The White House is denying rumors President Donald Trump tried to plan a trip to his golf course in Scotland on the last day of his presidency.
The denial comes after growing speculation caused leaders in Scotland to make public comments saying they are currently on lockdown, and that golf is not a reason for essential travel.
“We are not allowing people to come into Scotland now without an essential purpose, which would apply to him, just as it applies to everybody else. Coming to play golf is not what I would consider an essential purpose,” said First Minister Nicola Sturgeon when asked about any potential Trump travel plans.
“I have no idea what Donald Trump’s travel plans are, you’ll be glad to know,” Sturgeon added.
The speculation started in November, according to the Washington Post, when U.S. military aircraft was reported circling Trump’s Turnberry golf resort. The aircraft made a number of flights over the property, reportedly, and is typically used for intelligence, surveillance and reconnaissance.
Then, on January 3, the Sunday Post in Scotland reported a nearby airport was “told to expect the arrival of a US military Boeing 757 aircraft, that is occasionally used by Trump, on January 19.”
The paper said aircraft used by the president, first lady, and vice president are given a special call sign instead of a tail number to make it easier for air traffic control to track them. The paper’s source said the information the airport was given about the January 19th flight is “normally used by the Vice-President but often used by the First Lady.”
A statement from White House Press Secretary, Kayleigh McEnany says reports about Trump heading to Turnberry in January are “not accurate. President Trump has no plans to travel to Scotland,” reports the Washington Post.
White House spokesman Judd Deere added, “When President Trump has an announcement about his plans for Jan. 20 he will let you know.”
Trump has not said whether he will attend the inauguration on January 20. Traditionally the outgoing president attends the event.

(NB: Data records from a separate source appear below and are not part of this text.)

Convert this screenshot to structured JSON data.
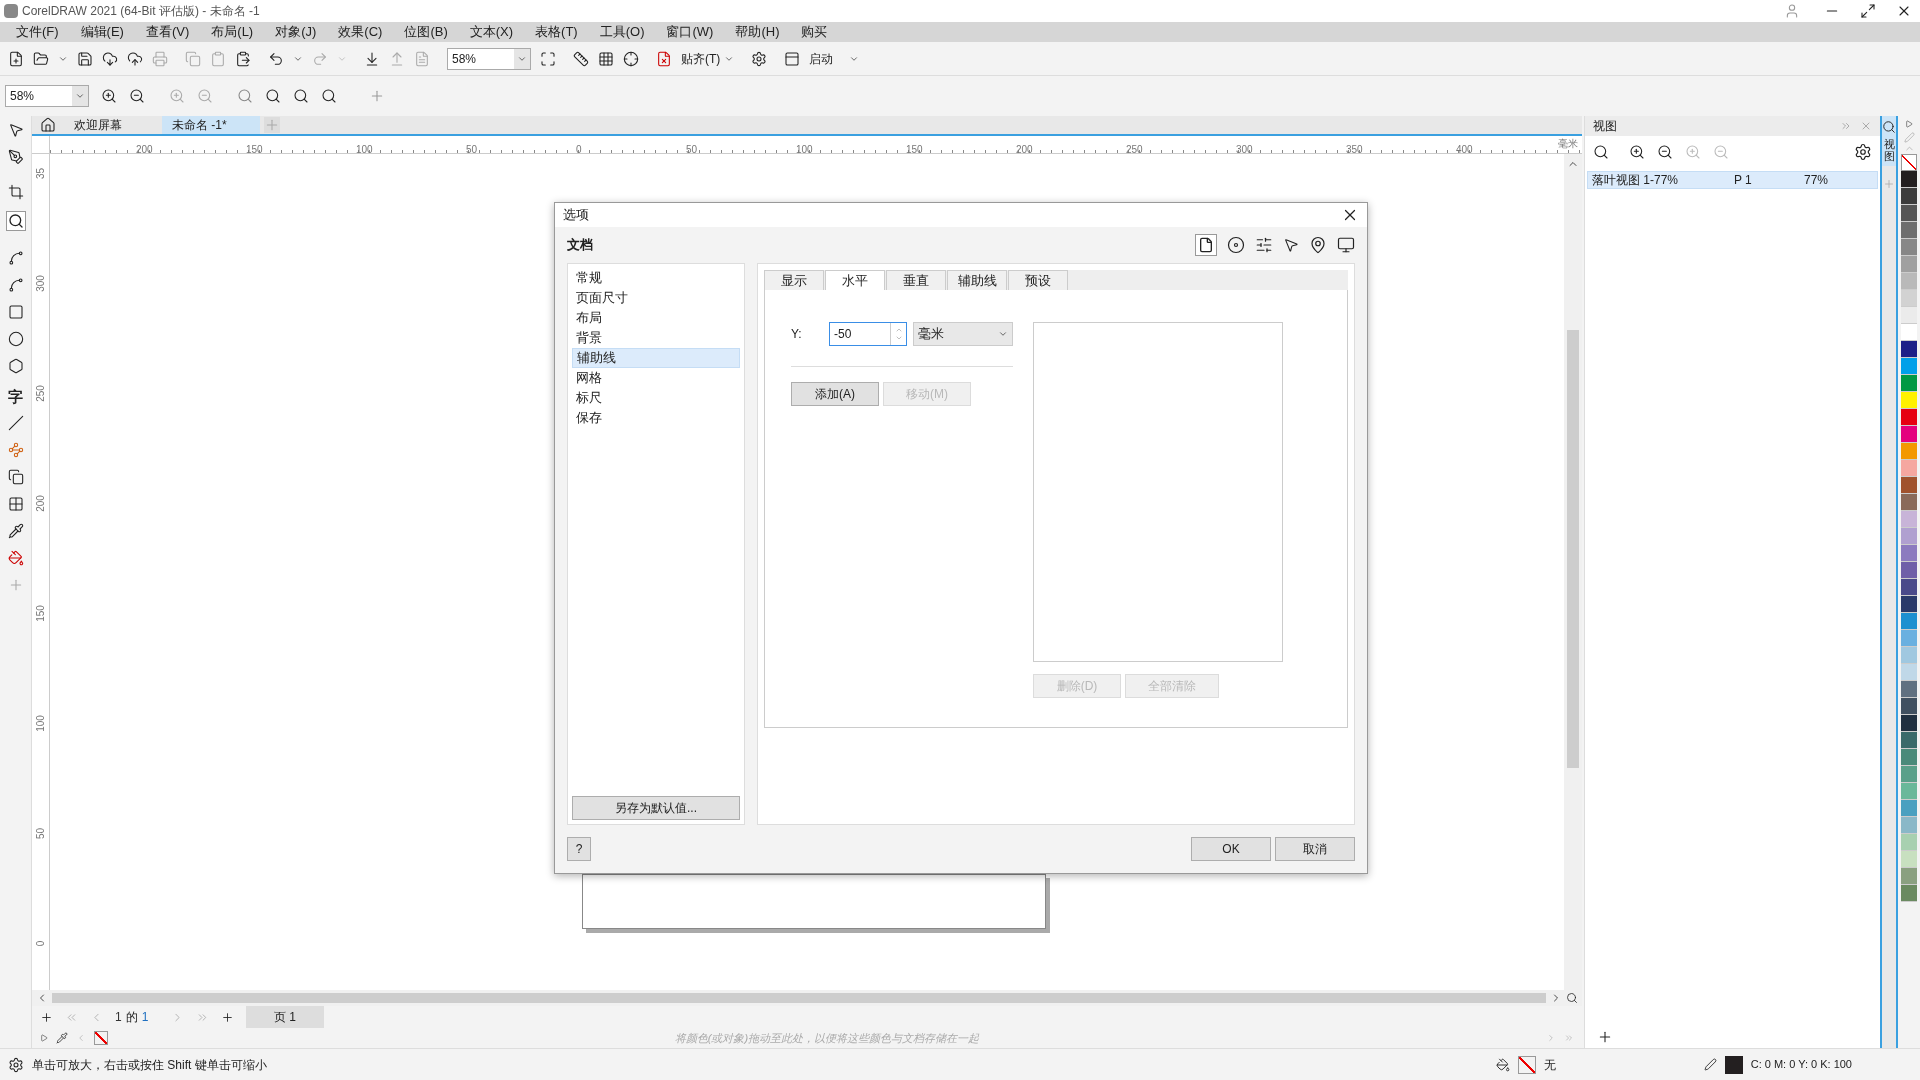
{
  "window": {
    "title": "CorelDRAW 2021 (64-Bit 评估版) - 未命名 -1"
  },
  "menu": [
    "文件(F)",
    "编辑(E)",
    "查看(V)",
    "布局(L)",
    "对象(J)",
    "效果(C)",
    "位图(B)",
    "文本(X)",
    "表格(T)",
    "工具(O)",
    "窗口(W)",
    "帮助(H)",
    "购买"
  ],
  "toolbar": {
    "zoom": "58%",
    "snap": "贴齐(T)",
    "launch": "启动"
  },
  "zoom_toolbar": {
    "zoom": "58%"
  },
  "toolbox": {
    "text_tool": "字"
  },
  "doc_tabs": [
    {
      "label": "欢迎屏幕",
      "selected": false
    },
    {
      "label": "未命名 -1*",
      "selected": true
    }
  ],
  "ruler": {
    "h_labels": [
      "200",
      "150",
      "100",
      "50",
      "0",
      "50",
      "100",
      "150",
      "200",
      "250",
      "300",
      "350",
      "400"
    ],
    "unit": "毫米",
    "v_labels": [
      "35",
      "300",
      "250",
      "200",
      "150",
      "100",
      "50",
      "0"
    ]
  },
  "dialog": {
    "title": "选项",
    "section": "文档",
    "categories": [
      {
        "label": "常规",
        "selected": false
      },
      {
        "label": "页面尺寸",
        "selected": false
      },
      {
        "label": "布局",
        "selected": false
      },
      {
        "label": "背景",
        "selected": false
      },
      {
        "label": "辅助线",
        "selected": true
      },
      {
        "label": "网格",
        "selected": false
      },
      {
        "label": "标尺",
        "selected": false
      },
      {
        "label": "保存",
        "selected": false
      }
    ],
    "tabs": [
      {
        "label": "显示",
        "selected": false
      },
      {
        "label": "水平",
        "selected": true
      },
      {
        "label": "垂直",
        "selected": false
      },
      {
        "label": "辅助线",
        "selected": false
      },
      {
        "label": "预设",
        "selected": false
      }
    ],
    "y_label": "Y:",
    "y_value": "-50",
    "unit": "毫米",
    "add": {
      "label": "添加(A)",
      "disabled": false
    },
    "move": {
      "label": "移动(M)",
      "disabled": true
    },
    "delete": {
      "label": "删除(D)",
      "disabled": true
    },
    "clear_all": {
      "label": "全部清除",
      "disabled": true
    },
    "save_default": "另存为默认值...",
    "help": "?",
    "ok": "OK",
    "cancel": "取消"
  },
  "page_nav": {
    "current": "1",
    "of": "的",
    "total": "1",
    "page_tab": "页 1"
  },
  "palette_hint": "将颜色(或对象)拖动至此处，以便将这些颜色与文档存储在一起",
  "docker": {
    "title": "视图",
    "tab": "视图",
    "rows": [
      {
        "name": "落叶视图 1-77%",
        "page": "P 1",
        "zoom": "77%",
        "selected": true
      }
    ]
  },
  "palette": [
    {
      "color": "#231f20"
    },
    {
      "color": "#3c3c3c"
    },
    {
      "color": "#555555"
    },
    {
      "color": "#6e6e6e"
    },
    {
      "color": "#878787"
    },
    {
      "color": "#a0a0a0"
    },
    {
      "color": "#b9b9b9"
    },
    {
      "color": "#d2d2d2"
    },
    {
      "color": "#ebebeb"
    },
    {
      "color": "#ffffff"
    },
    {
      "color": "#1d2088"
    },
    {
      "color": "#00a0e9"
    },
    {
      "color": "#009944"
    },
    {
      "color": "#fff100"
    },
    {
      "color": "#e60012"
    },
    {
      "color": "#e4007f"
    },
    {
      "color": "#f39800"
    },
    {
      "color": "#f5a7a0"
    },
    {
      "color": "#a0522d"
    },
    {
      "color": "#8a6a5a"
    },
    {
      "color": "#c8b4d8"
    },
    {
      "color": "#b0a0d0"
    },
    {
      "color": "#8c7bbf"
    },
    {
      "color": "#6f5fa8"
    },
    {
      "color": "#4a4a8a"
    },
    {
      "color": "#2a3a6a"
    },
    {
      "color": "#1e90d0"
    },
    {
      "color": "#6ab0e0"
    },
    {
      "color": "#a0c8e0"
    },
    {
      "color": "#c0d8e8"
    },
    {
      "color": "#607080"
    },
    {
      "color": "#405060"
    },
    {
      "color": "#203040"
    },
    {
      "color": "#3a6a6a"
    },
    {
      "color": "#4a8a7a"
    },
    {
      "color": "#5aa08a"
    },
    {
      "color": "#6ab89a"
    },
    {
      "color": "#4aa0c0"
    },
    {
      "color": "#8ab8c8"
    },
    {
      "color": "#a8d0b0"
    },
    {
      "color": "#c8e0c0"
    },
    {
      "color": "#8aa080"
    },
    {
      "color": "#6a8a60"
    }
  ],
  "status": {
    "hint": "单击可放大，右击或按住 Shift 键单击可缩小",
    "fill": "无",
    "outline": "C: 0 M: 0 Y: 0 K: 100"
  }
}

Scotland, Northern Ireland, Wales and England are all under lockdown with stay-at-home orders stretching over the next several weeks. People are only allowed to leave home for essential work, shopping for essential needs, or medical appointments.
Coronavirus cases in the United Kingdom have skyrocketed in recent weeks, filling hospitals with patients with a newly identified variant of the virus. The so-called UK variant is 50-to-70 percent more transmissible, however it does not appear to cause more severe symptoms.